- Vince Lombardi
Focus, focus, focus. Practice, practice, practice.
Of course, no one can excel at everything; but excellence in a few, key disciplines seems typically to spell the difference between a painfully stable company (or a failure) and a remarkable success. In fact, in my experience, a company that masters a few dominant factors can tolerate mediocrity in other areas.
Picture this. You want to penetrate an office wall. You run at it, arms and legs flailing. What happens? A broken nose, perhaps. In animated cartoons characters pass through walls, leaving an opening precisely the shape of their bodies. That doesn’t work in real life.

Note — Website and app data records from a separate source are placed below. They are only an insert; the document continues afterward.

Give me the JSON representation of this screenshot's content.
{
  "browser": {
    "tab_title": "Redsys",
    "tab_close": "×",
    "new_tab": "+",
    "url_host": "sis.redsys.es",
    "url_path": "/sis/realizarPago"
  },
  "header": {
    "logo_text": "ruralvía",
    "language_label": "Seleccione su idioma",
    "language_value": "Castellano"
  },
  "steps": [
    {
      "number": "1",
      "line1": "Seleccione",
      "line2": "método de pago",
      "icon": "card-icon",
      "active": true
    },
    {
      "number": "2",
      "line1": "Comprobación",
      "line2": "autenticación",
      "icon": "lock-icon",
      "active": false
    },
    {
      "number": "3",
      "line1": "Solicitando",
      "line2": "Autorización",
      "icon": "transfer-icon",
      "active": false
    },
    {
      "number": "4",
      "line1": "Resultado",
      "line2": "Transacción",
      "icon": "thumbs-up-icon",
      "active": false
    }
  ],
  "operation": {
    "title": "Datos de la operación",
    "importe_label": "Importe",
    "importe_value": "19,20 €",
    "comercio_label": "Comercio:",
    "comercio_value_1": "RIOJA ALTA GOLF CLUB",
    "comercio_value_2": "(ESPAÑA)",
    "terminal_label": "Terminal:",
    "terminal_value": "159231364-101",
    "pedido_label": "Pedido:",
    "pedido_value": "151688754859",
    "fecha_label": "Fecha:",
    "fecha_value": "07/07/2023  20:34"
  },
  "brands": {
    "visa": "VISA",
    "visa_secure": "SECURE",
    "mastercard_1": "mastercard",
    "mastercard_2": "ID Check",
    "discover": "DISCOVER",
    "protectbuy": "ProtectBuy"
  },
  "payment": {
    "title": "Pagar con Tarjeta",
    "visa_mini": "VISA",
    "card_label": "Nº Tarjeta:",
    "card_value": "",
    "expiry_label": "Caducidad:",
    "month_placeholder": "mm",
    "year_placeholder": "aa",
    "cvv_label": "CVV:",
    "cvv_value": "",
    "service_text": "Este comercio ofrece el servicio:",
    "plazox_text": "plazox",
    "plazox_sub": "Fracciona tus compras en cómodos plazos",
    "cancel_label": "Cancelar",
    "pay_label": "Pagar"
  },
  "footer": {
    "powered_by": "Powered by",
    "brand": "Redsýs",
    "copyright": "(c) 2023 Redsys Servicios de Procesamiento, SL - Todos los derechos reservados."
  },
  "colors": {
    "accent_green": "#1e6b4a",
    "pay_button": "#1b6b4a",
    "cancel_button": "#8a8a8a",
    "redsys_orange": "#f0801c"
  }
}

You have a chance to penetrate that wall, however, with a well-directed and fully committed fist. The martial arts people will tell you that they strike a target that is beyond the barrier. To break a board, they strike beyond the board. That makes the board only an incidental nuisance along the way.
"OK, Jim," you say; "but please boil all this down to something that is usefully simple."
You win. Here it is.
To achieve success, you must first define success and fully commit to it. Then you must focus your limited resources, in order to act with maximum available force, meanwhile reducing barriers to incidental nuisances. And never confuse the barriers with the target itself.
• Fully commit
• Focus limited resources
• Act with maximum available force
• Reduce barriers to incidental nuisances